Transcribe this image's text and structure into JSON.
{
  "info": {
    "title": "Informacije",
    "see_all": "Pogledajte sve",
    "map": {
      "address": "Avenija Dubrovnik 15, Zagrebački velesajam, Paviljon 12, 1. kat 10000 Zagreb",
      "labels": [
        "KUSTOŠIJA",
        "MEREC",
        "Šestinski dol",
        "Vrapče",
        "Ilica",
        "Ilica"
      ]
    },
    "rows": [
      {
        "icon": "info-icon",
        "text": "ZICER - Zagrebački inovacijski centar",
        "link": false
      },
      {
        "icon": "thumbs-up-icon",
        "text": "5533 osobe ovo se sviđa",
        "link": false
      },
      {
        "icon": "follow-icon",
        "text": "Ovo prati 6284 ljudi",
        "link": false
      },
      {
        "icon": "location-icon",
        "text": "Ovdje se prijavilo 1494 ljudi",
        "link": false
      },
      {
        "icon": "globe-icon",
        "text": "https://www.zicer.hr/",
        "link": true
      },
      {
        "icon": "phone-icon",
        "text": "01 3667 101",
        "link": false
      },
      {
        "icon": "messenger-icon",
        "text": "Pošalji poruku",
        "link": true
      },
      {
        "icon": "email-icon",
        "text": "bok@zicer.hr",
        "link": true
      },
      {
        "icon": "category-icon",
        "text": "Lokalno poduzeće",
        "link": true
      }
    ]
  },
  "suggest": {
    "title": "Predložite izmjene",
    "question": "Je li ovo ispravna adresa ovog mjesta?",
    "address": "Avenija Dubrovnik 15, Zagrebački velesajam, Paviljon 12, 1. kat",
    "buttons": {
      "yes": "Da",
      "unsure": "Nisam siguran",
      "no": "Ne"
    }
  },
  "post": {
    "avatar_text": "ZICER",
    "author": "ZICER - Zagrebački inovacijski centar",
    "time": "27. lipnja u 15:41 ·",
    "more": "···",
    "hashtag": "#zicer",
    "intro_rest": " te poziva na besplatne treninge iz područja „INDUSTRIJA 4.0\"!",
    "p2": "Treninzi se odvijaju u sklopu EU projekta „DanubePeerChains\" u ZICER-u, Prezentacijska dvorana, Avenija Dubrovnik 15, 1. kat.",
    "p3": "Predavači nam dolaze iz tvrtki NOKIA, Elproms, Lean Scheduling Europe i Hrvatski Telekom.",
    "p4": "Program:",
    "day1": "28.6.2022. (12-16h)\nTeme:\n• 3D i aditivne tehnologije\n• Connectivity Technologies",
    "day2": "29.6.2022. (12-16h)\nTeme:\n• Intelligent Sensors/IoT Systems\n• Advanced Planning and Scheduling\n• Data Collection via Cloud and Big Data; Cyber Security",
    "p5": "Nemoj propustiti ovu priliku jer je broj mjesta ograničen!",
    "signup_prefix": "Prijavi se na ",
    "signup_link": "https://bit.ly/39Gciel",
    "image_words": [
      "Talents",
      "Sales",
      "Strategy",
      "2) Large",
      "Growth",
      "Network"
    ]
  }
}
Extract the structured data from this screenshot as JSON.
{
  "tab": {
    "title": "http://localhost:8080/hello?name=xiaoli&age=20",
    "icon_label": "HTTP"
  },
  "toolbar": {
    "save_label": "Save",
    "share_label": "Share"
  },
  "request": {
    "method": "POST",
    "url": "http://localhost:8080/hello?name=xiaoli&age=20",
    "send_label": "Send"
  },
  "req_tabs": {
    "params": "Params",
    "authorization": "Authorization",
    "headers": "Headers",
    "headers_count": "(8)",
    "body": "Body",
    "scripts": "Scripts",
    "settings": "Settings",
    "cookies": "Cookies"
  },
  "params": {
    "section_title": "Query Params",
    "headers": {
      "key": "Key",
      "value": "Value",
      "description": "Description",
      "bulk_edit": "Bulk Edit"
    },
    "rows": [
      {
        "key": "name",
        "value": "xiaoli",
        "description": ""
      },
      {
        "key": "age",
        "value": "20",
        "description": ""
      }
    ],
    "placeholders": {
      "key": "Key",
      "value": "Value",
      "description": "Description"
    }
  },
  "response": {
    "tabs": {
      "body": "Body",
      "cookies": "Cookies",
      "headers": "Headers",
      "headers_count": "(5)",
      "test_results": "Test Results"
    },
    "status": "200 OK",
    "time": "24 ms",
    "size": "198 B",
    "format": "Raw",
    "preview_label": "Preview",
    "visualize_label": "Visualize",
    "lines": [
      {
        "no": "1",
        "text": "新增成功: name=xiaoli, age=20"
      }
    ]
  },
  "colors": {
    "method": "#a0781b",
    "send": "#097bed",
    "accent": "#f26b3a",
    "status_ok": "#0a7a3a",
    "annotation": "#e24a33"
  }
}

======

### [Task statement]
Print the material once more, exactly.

### [Exercise output]
Transcribe this image's text and structure into JSON.
{
  "info": {
    "title": "Informacije",
    "see_all": "Pogledajte sve",
    "map": {
      "address": "Avenija Dubrovnik 15, Zagrebački velesajam, Paviljon 12, 1. kat 10000 Zagreb",
      "labels": [
        "KUSTOŠIJA",
        "MEREC",
        "Šestinski dol",
        "Vrapče",
        "Ilica",
        "Ilica"
      ]
    },
    "rows": [
      {
        "icon": "info-icon",
        "text": "ZICER - Zagrebački inovacijski centar",
        "link": false
      },
      {
        "icon": "thumbs-up-icon",
        "text": "5533 osobe ovo se sviđa",
        "link": false
      },
      {
        "icon": "follow-icon",
        "text": "Ovo prati 6284 ljudi",
        "link": false
      },
      {
        "icon": "location-icon",
        "text": "Ovdje se prijavilo 1494 ljudi",
        "link": false
      },
      {
        "icon": "globe-icon",
        "text": "https://www.zicer.hr/",
        "link": true
      },
      {
        "icon": "phone-icon",
        "text": "01 3667 101",
        "link": false
      },
      {
        "icon": "messenger-icon",
        "text": "Pošalji poruku",
        "link": true
      },
      {
        "icon": "email-icon",
        "text": "bok@zicer.hr",
        "link": true
      },
      {
        "icon": "category-icon",
        "text": "Lokalno poduzeće",
        "link": true
      }
    ]
  },
  "suggest": {
    "title": "Predložite izmjene",
    "question": "Je li ovo ispravna adresa ovog mjesta?",
    "address": "Avenija Dubrovnik 15, Zagrebački velesajam, Paviljon 12, 1. kat",
    "buttons": {
      "yes": "Da",
      "unsure": "Nisam siguran",
      "no": "Ne"
    }
  },
  "post": {
    "avatar_text": "ZICER",
    "author": "ZICER - Zagrebački inovacijski centar",
    "time": "27. lipnja u 15:41 ·",
    "more": "···",
    "hashtag": "#zicer",
    "intro_rest": " te poziva na besplatne treninge iz područja „INDUSTRIJA 4.0\"!",
    "p2": "Treninzi se odvijaju u sklopu EU projekta „DanubePeerChains\" u ZICER-u, Prezentacijska dvorana, Avenija Dubrovnik 15, 1. kat.",
    "p3": "Predavači nam dolaze iz tvrtki NOKIA, Elproms, Lean Scheduling Europe i Hrvatski Telekom.",
    "p4": "Program:",
    "day1": "28.6.2022. (12-16h)\nTeme:\n• 3D i aditivne tehnologije\n• Connectivity Technologies",
    "day2": "29.6.2022. (12-16h)\nTeme:\n• Intelligent Sensors/IoT Systems\n• Advanced Planning and Scheduling\n• Data Collection via Cloud and Big Data; Cyber Security",
    "p5": "Nemoj propustiti ovu priliku jer je broj mjesta ograničen!",
    "signup_prefix": "Prijavi se na ",
    "signup_link": "https://bit.ly/39Gciel",
    "image_words": [
      "Talents",
      "Sales",
      "Strategy",
      "2) Large",
      "Growth",
      "Network"
    ]
  }
}
Extract the structured data from this screenshot as JSON.
{
  "tab": {
    "title": "http://localhost:8080/hello?name=xiaoli&age=20",
    "icon_label": "HTTP"
  },
  "toolbar": {
    "save_label": "Save",
    "share_label": "Share"
  },
  "request": {
    "method": "POST",
    "url": "http://localhost:8080/hello?name=xiaoli&age=20",
    "send_label": "Send"
  },
  "req_tabs": {
    "params": "Params",
    "authorization": "Authorization",
    "headers": "Headers",
    "headers_count": "(8)",
    "body": "Body",
    "scripts": "Scripts",
    "settings": "Settings",
    "cookies": "Cookies"
  },
  "params": {
    "section_title": "Query Params",
    "headers": {
      "key": "Key",
      "value": "Value",
      "description": "Description",
      "bulk_edit": "Bulk Edit"
    },
    "rows": [
      {
        "key": "name",
        "value": "xiaoli",
        "description": ""
      },
      {
        "key": "age",
        "value": "20",
        "description": ""
      }
    ],
    "placeholders": {
      "key": "Key",
      "value": "Value",
      "description": "Description"
    }
  },
  "response": {
    "tabs": {
      "body": "Body",
      "cookies": "Cookies",
      "headers": "Headers",
      "headers_count": "(5)",
      "test_results": "Test Results"
    },
    "status": "200 OK",
    "time": "24 ms",
    "size": "198 B",
    "format": "Raw",
    "preview_label": "Preview",
    "visualize_label": "Visualize",
    "lines": [
      {
        "no": "1",
        "text": "新增成功: name=xiaoli, age=20"
      }
    ]
  },
  "colors": {
    "method": "#a0781b",
    "send": "#097bed",
    "accent": "#f26b3a",
    "status_ok": "#0a7a3a",
    "annotation": "#e24a33"
  }
}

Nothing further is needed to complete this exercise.